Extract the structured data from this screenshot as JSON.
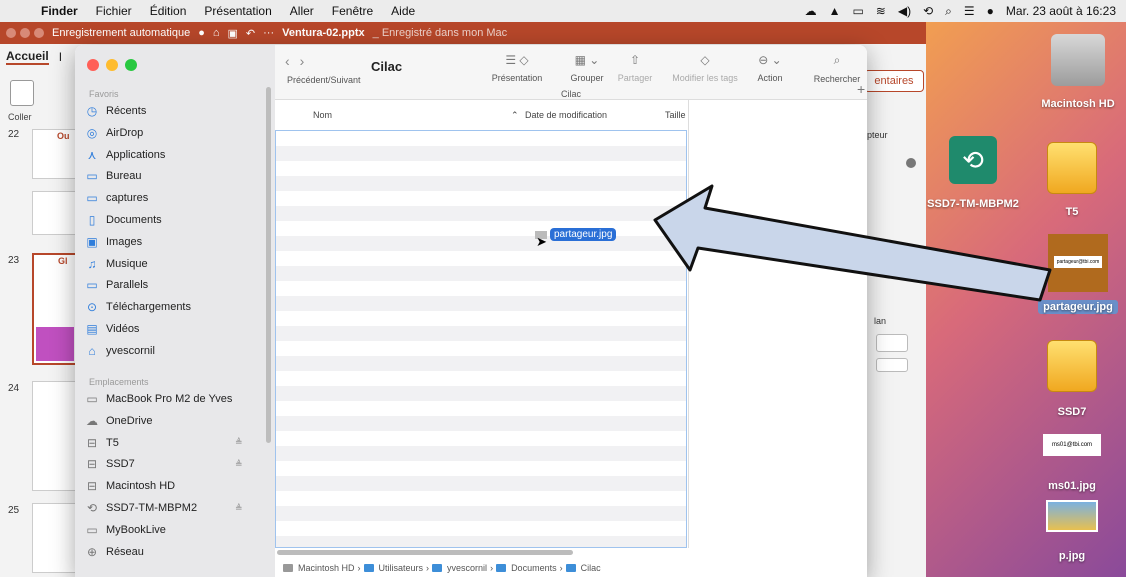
{
  "menubar": {
    "apple": "",
    "items": [
      "Finder",
      "Fichier",
      "Édition",
      "Présentation",
      "Aller",
      "Fenêtre",
      "Aide"
    ],
    "clock": "Mar. 23 août à 16:23"
  },
  "ppt": {
    "autosave": "Enregistrement automatique",
    "doc_name": "Ventura-02.pptx",
    "saved_status": "_ Enregistré dans mon Mac",
    "tabs": [
      "Accueil",
      "I"
    ],
    "coller": "Coller",
    "slides": [
      {
        "num": "22",
        "title": "Ou"
      },
      {
        "num": "23",
        "title": "Gl"
      },
      {
        "num": "24",
        "title": ""
      },
      {
        "num": "25",
        "title": ""
      }
    ],
    "commentaires": "entaires",
    "epteur": "epteur",
    "lan": "lan"
  },
  "finder": {
    "sidebar": {
      "favoris_label": "Favoris",
      "favoris": [
        {
          "label": "Récents",
          "icon": "clock-icon"
        },
        {
          "label": "AirDrop",
          "icon": "airdrop-icon"
        },
        {
          "label": "Applications",
          "icon": "applications-icon"
        },
        {
          "label": "Bureau",
          "icon": "desktop-icon"
        },
        {
          "label": "captures",
          "icon": "folder-icon"
        },
        {
          "label": "Documents",
          "icon": "document-icon"
        },
        {
          "label": "Images",
          "icon": "images-icon"
        },
        {
          "label": "Musique",
          "icon": "music-icon"
        },
        {
          "label": "Parallels",
          "icon": "folder-icon"
        },
        {
          "label": "Téléchargements",
          "icon": "download-icon"
        },
        {
          "label": "Vidéos",
          "icon": "video-icon"
        },
        {
          "label": "yvescornil",
          "icon": "home-icon"
        }
      ],
      "emplacements_label": "Emplacements",
      "emplacements": [
        {
          "label": "MacBook Pro M2 de Yves",
          "icon": "laptop-icon",
          "eject": ""
        },
        {
          "label": "OneDrive",
          "icon": "cloud-icon",
          "eject": ""
        },
        {
          "label": "T5",
          "icon": "drive-icon",
          "eject": "≜"
        },
        {
          "label": "SSD7",
          "icon": "drive-icon",
          "eject": "≜"
        },
        {
          "label": "Macintosh HD",
          "icon": "drive-icon",
          "eject": ""
        },
        {
          "label": "SSD7-TM-MBPM2",
          "icon": "timemachine-icon",
          "eject": "≜"
        },
        {
          "label": "MyBookLive",
          "icon": "display-icon",
          "eject": ""
        },
        {
          "label": "Réseau",
          "icon": "network-icon",
          "eject": ""
        }
      ]
    },
    "toolbar": {
      "nav_label": "Précédent/Suivant",
      "title": "Cilac",
      "presentation": "Présentation",
      "grouper": "Grouper",
      "partager": "Partager",
      "modifier_tags": "Modifier les tags",
      "action": "Action",
      "rechercher": "Rechercher"
    },
    "column_title": "Cilac",
    "columns": {
      "nom": "Nom",
      "date": "Date de modification",
      "taille": "Taille"
    },
    "dragged_file": "partageur.jpg",
    "pathbar": [
      "Macintosh HD",
      "Utilisateurs",
      "yvescornil",
      "Documents",
      "Cilac"
    ]
  },
  "desktop": {
    "icons": [
      {
        "label": "Macintosh HD"
      },
      {
        "label": "SSD7-TM-MBPM2"
      },
      {
        "label": "T5"
      },
      {
        "label": "partageur.jpg",
        "thumb_text": "partageur@tbi.com"
      },
      {
        "label": "SSD7"
      },
      {
        "label": "ms01.jpg",
        "thumb_text": "ms01@tbi.com"
      },
      {
        "label": "p.jpg"
      }
    ]
  },
  "colors": {
    "ppt_accent": "#b7472a",
    "selection": "#2a6fd6",
    "arrow_fill": "#c9d6ea"
  }
}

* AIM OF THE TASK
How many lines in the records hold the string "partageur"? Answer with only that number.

* REPLY
3